Chief among those was New York Attorney General Eric Schneiderman, who said fantasy sports were illegal in New York State. He sent a cease-and-desist order to FanDuel and DraftKings, giving the companies 5 days to stop accepting payments from New Yorkers. Each company filed a lawsuit. The NY judge supported Schneiderman, but on appeal, another New York judge decided the DFS companies could continue to take payments until the decision on the appeal happens — which is probably going to be in May 2016.
The Schneiderman case led other attorney generals to take similar action. Illinois AG Lisa Madigan and Texas AG Ken Paxton each said DFS gaming was illegal in their states. Massachusetts Attorney General Maura Healey said daily fantasy sports was legal, but suggested her own set of regulations for the industry. In a sign of how far the debate had gone, Boston-based DraftKings and New York-based FanDuel (largely) praised Maura Healey for her vision.

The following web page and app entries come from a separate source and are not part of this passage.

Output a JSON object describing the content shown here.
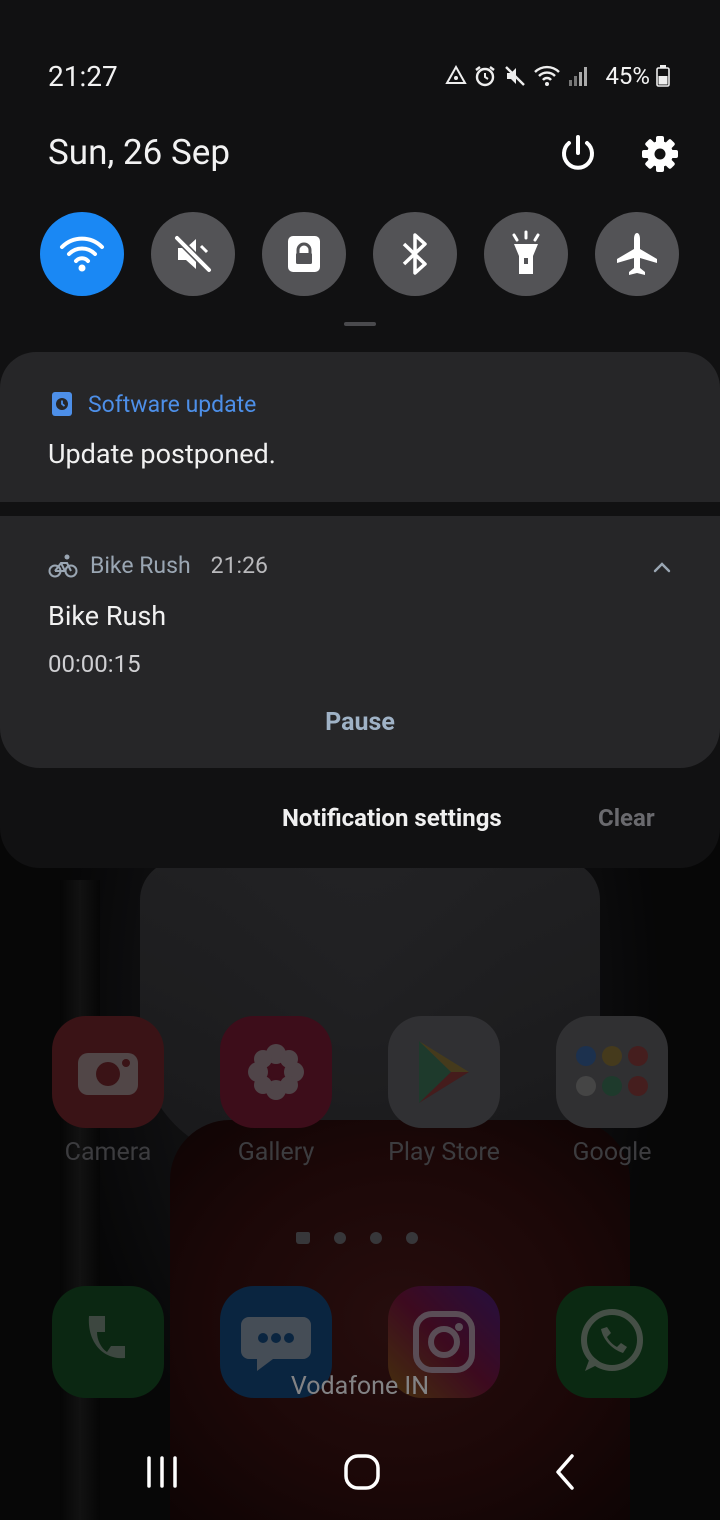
{
  "status_bar": {
    "time": "21:27",
    "battery": "45%"
  },
  "shade": {
    "date": "Sun, 26 Sep",
    "quick_settings": [
      {
        "name": "wifi-icon",
        "active": true
      },
      {
        "name": "mute-icon",
        "active": false
      },
      {
        "name": "lock-icon",
        "active": false
      },
      {
        "name": "bluetooth-icon",
        "active": false
      },
      {
        "name": "flashlight-icon",
        "active": false
      },
      {
        "name": "airplane-icon",
        "active": false
      }
    ]
  },
  "notifications": {
    "software_update": {
      "app_name": "Software update",
      "text": "Update postponed."
    },
    "bike_rush": {
      "app_name": "Bike Rush",
      "time": "21:26",
      "title": "Bike Rush",
      "timer": "00:00:15",
      "action": "Pause"
    }
  },
  "footer": {
    "settings_label": "Notification settings",
    "clear_label": "Clear"
  },
  "home": {
    "apps_row1": [
      {
        "label": "Camera"
      },
      {
        "label": "Gallery"
      },
      {
        "label": "Play Store"
      },
      {
        "label": "Google"
      }
    ],
    "carrier": "Vodafone IN"
  },
  "colors": {
    "accent": "#1a88f4",
    "shade_bg": "#111112",
    "card_bg": "#262628"
  }
}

DraftKings and FanDuel Face a Time of Troubles
Which brings us to the present. DraftKings and FanDuel are now beset with legal and political trouble. It seems that half the country’s officials want to regulate daily fantasy sports, while the other half want to ban it outright. Left in the middle, DraftKings and Fanduel must whether a wave of lawsuits and legal bans, while lobbying state and federal legislators to keep their businesses legal and profitable.
Thus, the cancellation of the ESPN/DraftKings deal is one more sign that the DFS industry has changed. It’s also the loss of a key boon DraftKings had. When it signed the deal with ESPN, it appeared as if it would have the sole presence of a DFS company on the United States’ #1 sports network. Now, that primacy is gone.
How Much to Advertise on ESPN?
ESPN’s announcement has one other drawback. While DraftKings continues to need exposure to drive signups, so does FanDuel. If both compete on ESPN for potential customers, they are twice as likely to draw more attention to themselves or draw the ire and scrutiny of officials. While ESPN’s decision is good business for itself, it is one more bad turn for the daily fantasy sports industry.